    Steve: I put a poll on my blog asking readers (continued…) Full post

    Autodesk Cloud interview May 2010 – Part 1

    On 26 May 2010, I had the opportunity to ask Autodesk some questions about the Cloud in general and what was then Project Butterfly (now AutoCAD WS) in particular. The Autodesk people were:

    • Guri Stark,Vice President, AutoCAD & Platform Products
    • Tal Weiss, R&D Center Manager (Israel)
    • Noah Cole, Corporate Media Relations

    The interview was conducted by phone conference with no prior notice of the questions. Here is the first part of the interview, which I will be posting in three sections.

    Steve: Guri, are you responsible for all of Autodesk’s Cloud-based offerings?

    Guri: Tal and I are responsible (continued…) Full post

    All major Autodesk products on the Cloud by 2014?

    As reported by multiple on-line news outlets, Autodesk just announced that it is increasing its research and development budget (having slashed it last year), and increasing the percentage of that budget on the Cloud. Carl Bass:

    When there are technology transitions in place, you better be more mindful of that, or you become roadkill.

    That’s fair enough. Autodesk would be stupid to ignore the Cloud, and needs to bet at least some of its cash on anything that stands a significant chance of being important. This quote from Autodesk spokesman Paul Sullivan gets more (continued…) Full post

    Cloud concerns – terms and conditions

    I just used Autodesk Cloud Documents for the first time, and was asked to confirm my acceptance of the Terms of Service. Fair enough. But just what is in those terms, and what do they mean to you if you are dubious about using the Cloud? Will you be reassured by what you find there? Maybe not. Here are a few clauses that might make you go hmmm…

    The terms applicable to a particular service may vary.

    Translation: Autodesk can move the goalposts.

    Autodesk has the right (but not the obligation) to monitor Your usage of the Service to verify (continued…) Full post

    Autodesk Cloud – don’t panic, business as usual

    Autodesk recently made a big announcement about its Cloud initiatives, and reactions have been all over the place. Some people can barely contain their breathless excitement while others are outraged to the point of passing out the pitchforks. Why? It’s pretty much business as usual.

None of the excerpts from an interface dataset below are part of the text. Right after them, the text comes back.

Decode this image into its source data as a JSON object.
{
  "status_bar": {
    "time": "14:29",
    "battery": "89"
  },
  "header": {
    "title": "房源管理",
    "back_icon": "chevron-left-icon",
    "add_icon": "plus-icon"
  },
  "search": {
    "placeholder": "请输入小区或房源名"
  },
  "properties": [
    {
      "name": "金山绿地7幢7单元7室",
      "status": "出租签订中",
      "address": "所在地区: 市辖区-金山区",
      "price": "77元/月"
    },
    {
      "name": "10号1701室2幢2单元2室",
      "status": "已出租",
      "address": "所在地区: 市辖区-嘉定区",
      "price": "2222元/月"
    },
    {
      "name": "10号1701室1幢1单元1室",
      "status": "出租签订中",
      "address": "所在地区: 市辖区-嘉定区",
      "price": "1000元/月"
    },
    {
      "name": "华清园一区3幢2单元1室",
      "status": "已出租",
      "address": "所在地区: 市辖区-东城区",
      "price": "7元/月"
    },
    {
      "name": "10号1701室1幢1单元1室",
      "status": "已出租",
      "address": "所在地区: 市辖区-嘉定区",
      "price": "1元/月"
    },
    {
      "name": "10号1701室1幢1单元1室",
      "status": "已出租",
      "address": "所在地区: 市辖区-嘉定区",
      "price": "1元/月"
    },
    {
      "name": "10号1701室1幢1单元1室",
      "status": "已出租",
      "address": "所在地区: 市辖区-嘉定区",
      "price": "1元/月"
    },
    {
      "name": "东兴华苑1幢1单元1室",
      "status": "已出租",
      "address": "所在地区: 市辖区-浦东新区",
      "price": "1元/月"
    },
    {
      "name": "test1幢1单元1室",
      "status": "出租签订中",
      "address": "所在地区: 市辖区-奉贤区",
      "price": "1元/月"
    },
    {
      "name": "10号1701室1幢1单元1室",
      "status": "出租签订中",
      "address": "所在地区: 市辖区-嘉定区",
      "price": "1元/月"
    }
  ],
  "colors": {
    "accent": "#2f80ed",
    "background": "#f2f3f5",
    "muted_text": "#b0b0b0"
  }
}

    It’s nothing like Dassault’s disastrous we’re-moving-you-to-the-Cloud FUD campaign against its own product, SolidWorks. There’s no hint here of AutoCAD (real AutoCAD, I mean, not “AutoCAD” WS) being moved to the Cloud, or anything as radical as that. (Yes, I know there’s a limited experiment along those lines but that’s nothing to do with this announcement). (continued…) Full post

    AutoCAD 2012 – Autodesk adds an uninstallation analgesic

    One of the more painful aspects of dealing with installations of recent releases of AutoCAD and related products is that although you might run a single setup routine to install what you think is a single application, the end result is a mass of different components being installed. Each of these components is considered a separate program by Windows, and needs uninstalling separately. Frankly, this is manifestly antisocial behaviour.

    I have complained to Autodesk about this ever since it started happening, but the number of sub-installations has been getting greater rather than smaller. Now Autodesk has provided an uninstallation tool, which (continued…) Full post

    Installation tip – save time and space

    If you download AutoCAD or other Autodesk products from either the trial or Subscription sites, the executable you get (e.g. AutoCAD_2012_English_Win_32bit.exe) is actually a self-extracting archive rather than a real installer. When you run it, you are prompted for a destination folder, with a default location such as this:


    The actual installer (setup.exe) and all of the files it needs are then unzipped and placed in a folder structure in that location. When the extraction is finished, the self-extracting executable automatically runs setup.exe and the installation proper can begin. Once the installation is complete, the extracted files are left in (continued…) Full post